Editor Bev O'Shea lives and works in the foothills of the Appalachians. A former copy editor for The Atlanta Journal-Constitution and the Orlando Sentinel, she joined MSN Money in 2007. She's a fan of sunsets, college football and free shipping, among other things.
Having worked as a writer, reporter and editor for more than 25 years, Editor Julie Tilsner is the sort of person who can't help but correct grammar in Facebook postings and on billboards. She's written for BusinessWeek, the Los Angeles Times, Parenting, Redbook, AOL and others. She lives in Los Angeles County with her family and loves to drink wine and practice yoga, although not generally at the same time.

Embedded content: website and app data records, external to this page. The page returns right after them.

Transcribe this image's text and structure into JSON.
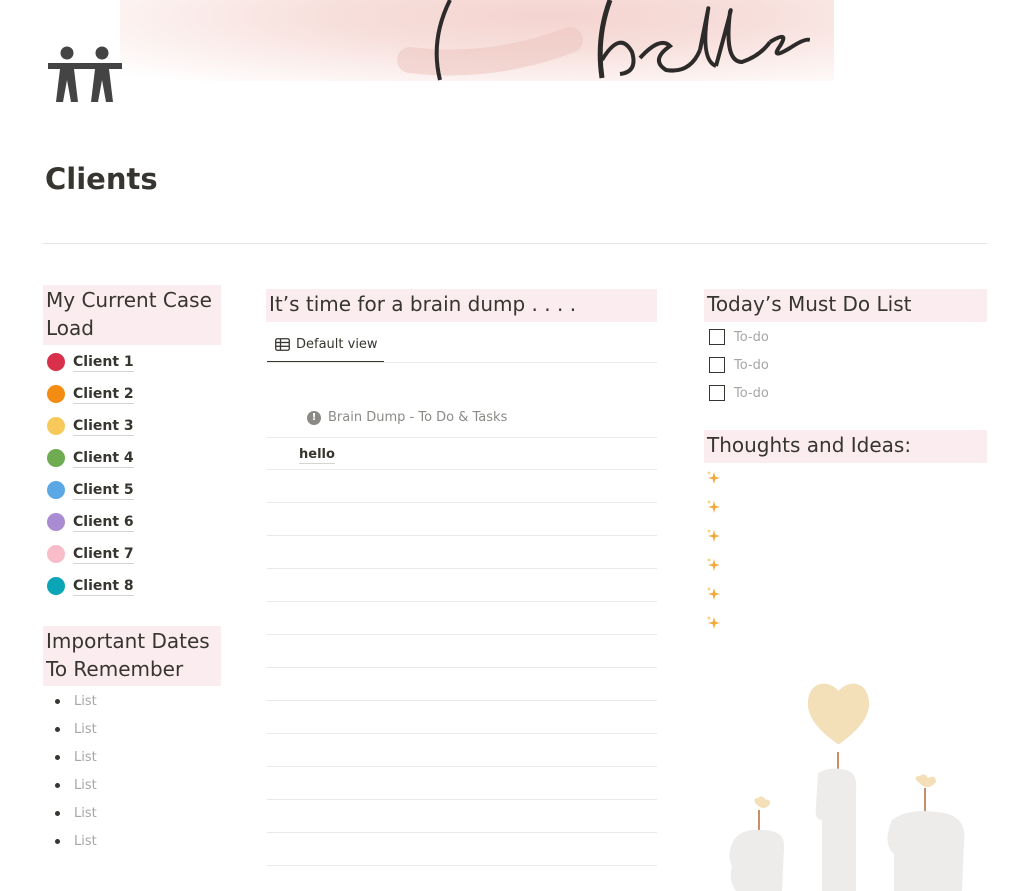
{
  "cover": {
    "script_text": "belle"
  },
  "page": {
    "title": "Clients",
    "icon": "people-icon"
  },
  "case_load": {
    "heading": "My Current Case Load",
    "heading_line1": "My Current Case",
    "heading_line2": "Load",
    "clients": [
      {
        "label": "Client 1",
        "color": "#d8304a"
      },
      {
        "label": "Client 2",
        "color": "#f28c12"
      },
      {
        "label": "Client 3",
        "color": "#f7c95a"
      },
      {
        "label": "Client 4",
        "color": "#6fab50"
      },
      {
        "label": "Client 5",
        "color": "#5aa8e6"
      },
      {
        "label": "Client 6",
        "color": "#a98bd1"
      },
      {
        "label": "Client 7",
        "color": "#f9bcc9"
      },
      {
        "label": "Client 8",
        "color": "#0aa6b8"
      }
    ]
  },
  "important_dates": {
    "heading_line1": "Important Dates",
    "heading_line2": "To Remember",
    "items": [
      "List",
      "List",
      "List",
      "List",
      "List",
      "List"
    ]
  },
  "brain_dump": {
    "heading": "It’s time for a brain dump . . . .",
    "view_tab": "Default view",
    "database_title": "Brain Dump - To Do & Tasks",
    "rows": [
      "hello",
      "",
      "",
      "",
      "",
      "",
      "",
      "",
      "",
      "",
      "",
      "",
      ""
    ]
  },
  "must_do": {
    "heading": "Today’s Must Do List",
    "todos": [
      "To-do",
      "To-do",
      "To-do"
    ]
  },
  "thoughts": {
    "heading": "Thoughts and Ideas:",
    "items_count": 6,
    "icon": "sparkles-icon"
  },
  "colors": {
    "heading_bg": "#fbecef",
    "text": "#37352f",
    "placeholder": "#a6a6a4"
  }
}
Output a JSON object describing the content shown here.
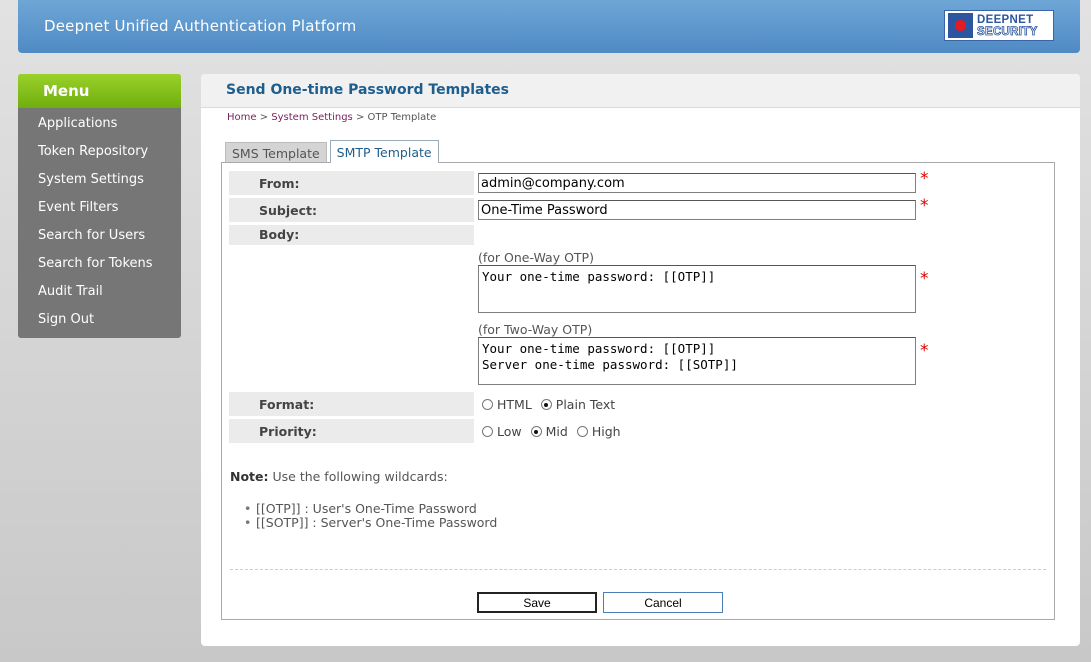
{
  "header": {
    "title": "Deepnet Unified Authentication Platform",
    "logo_line1": "DEEPNET",
    "logo_line2": "SECURITY"
  },
  "menu": {
    "title": "Menu",
    "items": [
      "Applications",
      "Token Repository",
      "System Settings",
      "Event Filters",
      "Search for Users",
      "Search for Tokens",
      "Audit Trail",
      "Sign Out"
    ]
  },
  "page": {
    "title": "Send One-time Password Templates",
    "breadcrumb": {
      "home": "Home",
      "sep1": " > ",
      "settings": "System Settings",
      "sep2": " > ",
      "current": "OTP Template"
    }
  },
  "tabs": {
    "sms": "SMS Template",
    "smtp": "SMTP Template",
    "active": "smtp"
  },
  "form": {
    "from_label": "From:",
    "from_value": "admin@company.com",
    "subject_label": "Subject:",
    "subject_value": "One-Time Password",
    "body_label": "Body:",
    "oneway_hint": "(for One-Way OTP)",
    "oneway_value": "Your one-time password: [[OTP]]",
    "twoway_hint": "(for Two-Way OTP)",
    "twoway_value": "Your one-time password: [[OTP]]\nServer one-time password: [[SOTP]]",
    "required_mark": "*",
    "format_label": "Format:",
    "format_options": [
      "HTML",
      "Plain Text"
    ],
    "format_selected": "Plain Text",
    "priority_label": "Priority:",
    "priority_options": [
      "Low",
      "Mid",
      "High"
    ],
    "priority_selected": "Mid"
  },
  "note": {
    "label": "Note:",
    "text": " Use the following wildcards:",
    "items": [
      "[[OTP]] : User's One-Time Password",
      "[[SOTP]] : Server's One-Time Password"
    ]
  },
  "buttons": {
    "save": "Save",
    "cancel": "Cancel"
  },
  "colors": {
    "header_blue": "#5b93cc",
    "menu_green": "#86c11c",
    "title_blue": "#1e5e8e",
    "required_red": "#dd0000"
  }
}
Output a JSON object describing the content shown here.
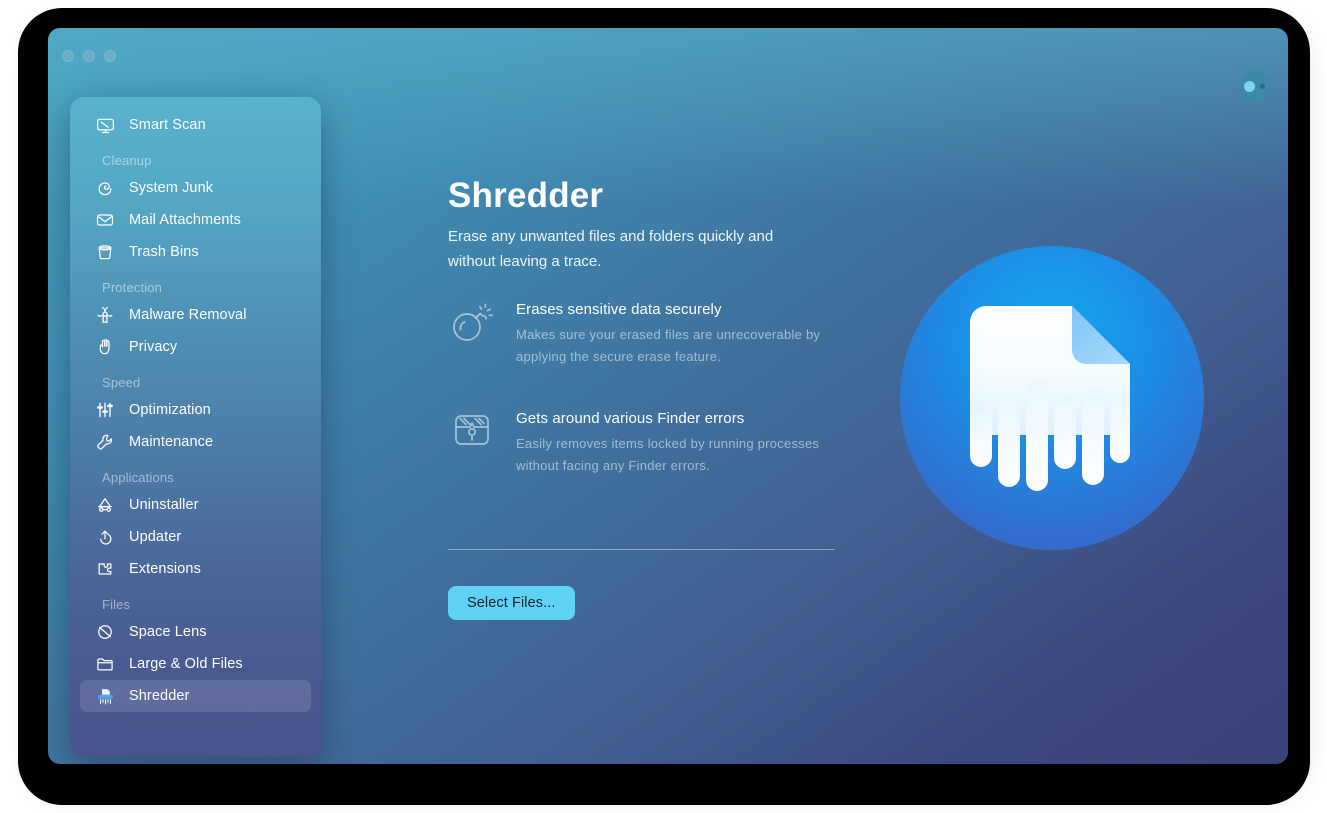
{
  "window": {
    "traffic_lights": [
      "close",
      "minimize",
      "zoom"
    ],
    "corner_button_name": "status-indicator"
  },
  "sidebar": {
    "groups": [
      {
        "section": null,
        "items": [
          {
            "label": "Smart Scan",
            "icon": "monitor-icon",
            "selected": false
          }
        ]
      },
      {
        "section": "Cleanup",
        "items": [
          {
            "label": "System Junk",
            "icon": "broom-icon",
            "selected": false
          },
          {
            "label": "Mail Attachments",
            "icon": "envelope-icon",
            "selected": false
          },
          {
            "label": "Trash Bins",
            "icon": "trash-bin-icon",
            "selected": false
          }
        ]
      },
      {
        "section": "Protection",
        "items": [
          {
            "label": "Malware Removal",
            "icon": "biohazard-icon",
            "selected": false
          },
          {
            "label": "Privacy",
            "icon": "hand-icon",
            "selected": false
          }
        ]
      },
      {
        "section": "Speed",
        "items": [
          {
            "label": "Optimization",
            "icon": "sliders-icon",
            "selected": false
          },
          {
            "label": "Maintenance",
            "icon": "wrench-icon",
            "selected": false
          }
        ]
      },
      {
        "section": "Applications",
        "items": [
          {
            "label": "Uninstaller",
            "icon": "uninstaller-icon",
            "selected": false
          },
          {
            "label": "Updater",
            "icon": "refresh-arrow-icon",
            "selected": false
          },
          {
            "label": "Extensions",
            "icon": "puzzle-piece-icon",
            "selected": false
          }
        ]
      },
      {
        "section": "Files",
        "items": [
          {
            "label": "Space Lens",
            "icon": "planet-icon",
            "selected": false
          },
          {
            "label": "Large & Old Files",
            "icon": "folder-icon",
            "selected": false
          },
          {
            "label": "Shredder",
            "icon": "shredder-icon",
            "selected": true
          }
        ]
      }
    ]
  },
  "main": {
    "title": "Shredder",
    "subtitle": "Erase any unwanted files and folders quickly and without leaving a trace.",
    "features": [
      {
        "icon": "bomb-icon",
        "title": "Erases sensitive data securely",
        "description": "Makes sure your erased files are unrecoverable by applying the secure erase feature."
      },
      {
        "icon": "locked-box-icon",
        "title": "Gets around various Finder errors",
        "description": "Easily removes items locked by running processes without facing any Finder errors."
      }
    ],
    "primary_button": "Select Files...",
    "hero_icon": "shredded-document-icon"
  },
  "colors": {
    "accent_button": "#5fd3f6",
    "sidebar_top": "#59b2cb",
    "sidebar_bottom": "#48538e",
    "window_top": "#43a0bf",
    "window_bottom": "#3a4279",
    "hero_circle_top": "#14a2e8",
    "hero_circle_bottom": "#3567c8"
  }
}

A writer for MSN Money since January 2007, Donna Freedman won regional and national prizes during an 18-year newspaper career and earned a college degree in midlife without taking out student loans. She also writes about smart money tactics for magazines and on her own site, Surviving and Thriving.
Mitch Lipka has been warning people about scams and shining light on questionable business practices for more than 20 years. Mitch, the consumer columnist for The Boston Globe, has also been a reporter and editor at The Philadelphia Inquirer, Consumer Reports, South Florida Sun-Sentinel and AOL. He won the 2010 New York Press Club award for best consumer reporting online and was honored in 2011 for his reporting on child product safety.
Marilyn Lewis is an award-winning writer with a passion for getting readers clear, straight information that helps them stay out of financial trouble. A former reporter for The San Jose Mercury News, she works from her home in Port Townsend, Wash. Contact her at MarilynLewis@Outlook.com.